# [The data]
.....

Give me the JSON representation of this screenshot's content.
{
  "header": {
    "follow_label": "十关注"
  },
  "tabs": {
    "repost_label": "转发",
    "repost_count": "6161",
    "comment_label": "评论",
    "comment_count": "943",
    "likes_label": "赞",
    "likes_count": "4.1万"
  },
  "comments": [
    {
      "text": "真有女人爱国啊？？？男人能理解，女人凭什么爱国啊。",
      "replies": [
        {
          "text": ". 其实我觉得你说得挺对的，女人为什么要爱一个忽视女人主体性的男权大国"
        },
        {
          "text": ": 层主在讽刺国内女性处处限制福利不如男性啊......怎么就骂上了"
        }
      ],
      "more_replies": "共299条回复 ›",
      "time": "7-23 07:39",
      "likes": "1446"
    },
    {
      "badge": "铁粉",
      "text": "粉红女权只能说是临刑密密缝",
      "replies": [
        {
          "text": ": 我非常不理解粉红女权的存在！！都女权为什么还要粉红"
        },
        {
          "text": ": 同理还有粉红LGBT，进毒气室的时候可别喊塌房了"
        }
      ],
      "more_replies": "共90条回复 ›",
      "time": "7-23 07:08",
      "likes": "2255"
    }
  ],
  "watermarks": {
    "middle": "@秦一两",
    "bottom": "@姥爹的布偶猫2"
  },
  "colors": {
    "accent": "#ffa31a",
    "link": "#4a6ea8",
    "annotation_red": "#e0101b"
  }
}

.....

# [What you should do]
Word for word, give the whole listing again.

# [Reply to the exercise]
Give me the JSON representation of this screenshot's content.
{
  "header": {
    "follow_label": "十关注"
  },
  "tabs": {
    "repost_label": "转发",
    "repost_count": "6161",
    "comment_label": "评论",
    "comment_count": "943",
    "likes_label": "赞",
    "likes_count": "4.1万"
  },
  "comments": [
    {
      "text": "真有女人爱国啊？？？男人能理解，女人凭什么爱国啊。",
      "replies": [
        {
          "text": ". 其实我觉得你说得挺对的，女人为什么要爱一个忽视女人主体性的男权大国"
        },
        {
          "text": ": 层主在讽刺国内女性处处限制福利不如男性啊......怎么就骂上了"
        }
      ],
      "more_replies": "共299条回复 ›",
      "time": "7-23 07:39",
      "likes": "1446"
    },
    {
      "badge": "铁粉",
      "text": "粉红女权只能说是临刑密密缝",
      "replies": [
        {
          "text": ": 我非常不理解粉红女权的存在！！都女权为什么还要粉红"
        },
        {
          "text": ": 同理还有粉红LGBT，进毒气室的时候可别喊塌房了"
        }
      ],
      "more_replies": "共90条回复 ›",
      "time": "7-23 07:08",
      "likes": "2255"
    }
  ],
  "watermarks": {
    "middle": "@秦一两",
    "bottom": "@姥爹的布偶猫2"
  },
  "colors": {
    "accent": "#ffa31a",
    "link": "#4a6ea8",
    "annotation_red": "#e0101b"
  }
}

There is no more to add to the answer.